### [TASK DESCRIPTION]
Quote the whole listing word for word. Do not include the pictures.

### [SOURCE RECORDS]

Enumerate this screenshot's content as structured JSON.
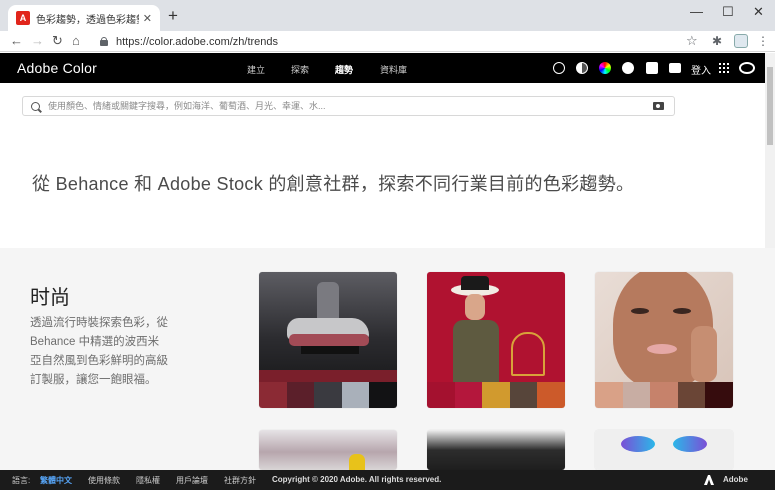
{
  "browser": {
    "tab_title": "色彩趨勢，透過色彩趨勢啟發創意",
    "tab_favicon": "A",
    "new_tab": "+",
    "close": "✕",
    "url": "https://color.adobe.com/zh/trends",
    "minimize": "—",
    "maximize": "☐"
  },
  "app": {
    "brand": "Adobe Color",
    "nav": [
      "建立",
      "探索",
      "趨勢",
      "資料庫"
    ],
    "active_nav": "趨勢",
    "login": "登入"
  },
  "search": {
    "placeholder": "使用顏色、情緒或關鍵字搜尋，例如海洋、葡萄酒、月光、幸運、水..."
  },
  "hero": {
    "text": "從 Behance 和 Adobe Stock 的創意社群，探索不同行業目前的色彩趨勢。"
  },
  "section": {
    "title": "时尚",
    "description": "透過流行時裝探索色彩，從 Behance 中精選的波西米亞自然風到色彩鮮明的高級訂製服，讓您一飽眼福。",
    "cards": [
      {
        "palette": [
          "#8b2a34",
          "#5b1f2a",
          "#3a3a40",
          "#a9b0ba",
          "#121214"
        ]
      },
      {
        "palette": [
          "#a4112f",
          "#b4173c",
          "#d19a2e",
          "#57453a",
          "#cc5a2a"
        ]
      },
      {
        "palette": [
          "#d9a187",
          "#c8ada3",
          "#c6826b",
          "#6a4536",
          "#360c0d"
        ]
      }
    ]
  },
  "footer": {
    "language_label": "語言:",
    "language_value": "繁體中文",
    "links": [
      "使用條款",
      "隱私權",
      "用戶論壇",
      "社群方針"
    ],
    "copyright": "Copyright © 2020 Adobe. All rights reserved.",
    "adobe": "Adobe"
  }
}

### [RESPONSE BELOW]
Enumerate this screenshot's content as structured JSON.
{
  "browser": {
    "tab_title": "色彩趨勢，透過色彩趨勢啟發創意",
    "tab_favicon": "A",
    "new_tab": "+",
    "close": "✕",
    "url": "https://color.adobe.com/zh/trends",
    "minimize": "—",
    "maximize": "☐"
  },
  "app": {
    "brand": "Adobe Color",
    "nav": [
      "建立",
      "探索",
      "趨勢",
      "資料庫"
    ],
    "active_nav": "趨勢",
    "login": "登入"
  },
  "search": {
    "placeholder": "使用顏色、情緒或關鍵字搜尋，例如海洋、葡萄酒、月光、幸運、水..."
  },
  "hero": {
    "text": "從 Behance 和 Adobe Stock 的創意社群，探索不同行業目前的色彩趨勢。"
  },
  "section": {
    "title": "时尚",
    "description": "透過流行時裝探索色彩，從 Behance 中精選的波西米亞自然風到色彩鮮明的高級訂製服，讓您一飽眼福。",
    "cards": [
      {
        "palette": [
          "#8b2a34",
          "#5b1f2a",
          "#3a3a40",
          "#a9b0ba",
          "#121214"
        ]
      },
      {
        "palette": [
          "#a4112f",
          "#b4173c",
          "#d19a2e",
          "#57453a",
          "#cc5a2a"
        ]
      },
      {
        "palette": [
          "#d9a187",
          "#c8ada3",
          "#c6826b",
          "#6a4536",
          "#360c0d"
        ]
      }
    ]
  },
  "footer": {
    "language_label": "語言:",
    "language_value": "繁體中文",
    "links": [
      "使用條款",
      "隱私權",
      "用戶論壇",
      "社群方針"
    ],
    "copyright": "Copyright © 2020 Adobe. All rights reserved.",
    "adobe": "Adobe"
  }
}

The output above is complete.